Image: FNF South Asia
An essay by CHRI International Director Sanjoy Hazarika and Research Officer Sarthak Roy has been published in the book "How Liberal is India? The Quest for Freedom in the Biggest Democracy on Earth". The abstract of the essay follows:
The idea of justice has been one of the most debated and complex concepts of all time, enigmatic, ambiguous and imprecise. For the utilitarian, justice lies in the greatest good done for the greatest number of people. However, an inherent flaw lies in ensuring access to justice for those who do not fall into this “greatest number”. Karl Marx regarded justice as a mask for capitalist exploitation. Others believe justice is equality, but that is also a relative concept. For what may be notion of equality for one, may not be equal to another in terms of wages, quality or quantity of education.
Institutions play a major role in enabling us to scrutinise the values and priorities that we can consider, especially through public discourse and reasoning. Democracy is or should be assessed in terms of public reasoning, and how different voices from diverse sections are either heard or not heard. Without that public voice, structures cannot be said to be democratic for ingrained in that notion is the embeddedness of representation and representativeness.
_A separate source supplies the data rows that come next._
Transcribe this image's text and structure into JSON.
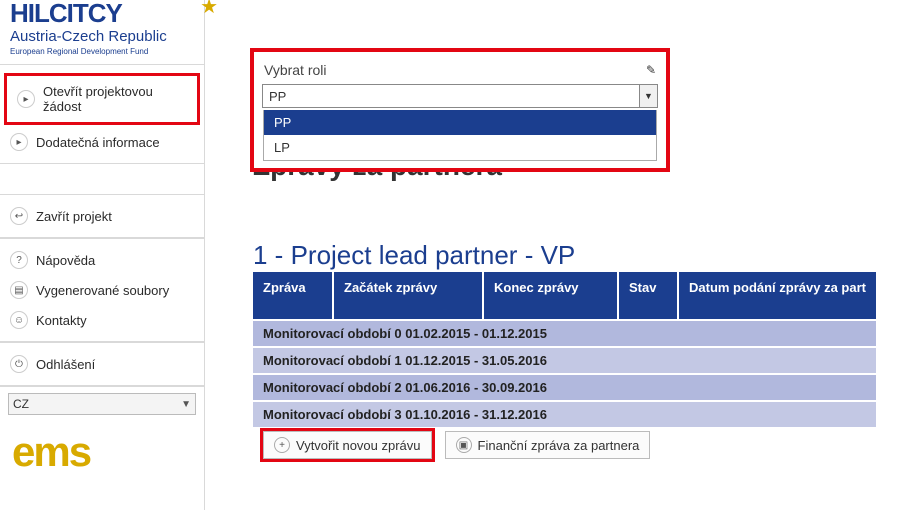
{
  "logo": {
    "line1": "HILCITCY",
    "line2": "Austria-Czech Republic",
    "line3": "European Regional Development Fund"
  },
  "sidebar": {
    "open_app": "Otevřít projektovou žádost",
    "additional_info": "Dodatečná informace",
    "close_project": "Zavřít projekt",
    "help": "Nápověda",
    "generated_files": "Vygenerované soubory",
    "contacts": "Kontakty",
    "logout": "Odhlášení",
    "lang": "CZ",
    "ems": "ems"
  },
  "role": {
    "label": "Vybrat roli",
    "value": "PP",
    "options": [
      "PP",
      "LP"
    ]
  },
  "hidden_title": "Zprávy za partnera",
  "section_title": "1 - Project lead partner - VP",
  "table": {
    "headers": {
      "zprava": "Zpráva",
      "zacatek": "Začátek zprávy",
      "konec": "Konec zprávy",
      "stav": "Stav",
      "datum": "Datum podání zprávy za part"
    },
    "rows": [
      "Monitorovací období 0 01.02.2015 - 01.12.2015",
      "Monitorovací období 1 01.12.2015 - 31.05.2016",
      "Monitorovací období 2 01.06.2016 - 30.09.2016",
      "Monitorovací období 3 01.10.2016 - 31.12.2016"
    ]
  },
  "actions": {
    "new_report": "Vytvořit novou zprávu",
    "fin_report": "Finanční zpráva za partnera"
  }
}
The chapter looks at the mobilisation of voices or focus on economic policy and planning for India under a mix of a liberal and left secular political regime and ethos.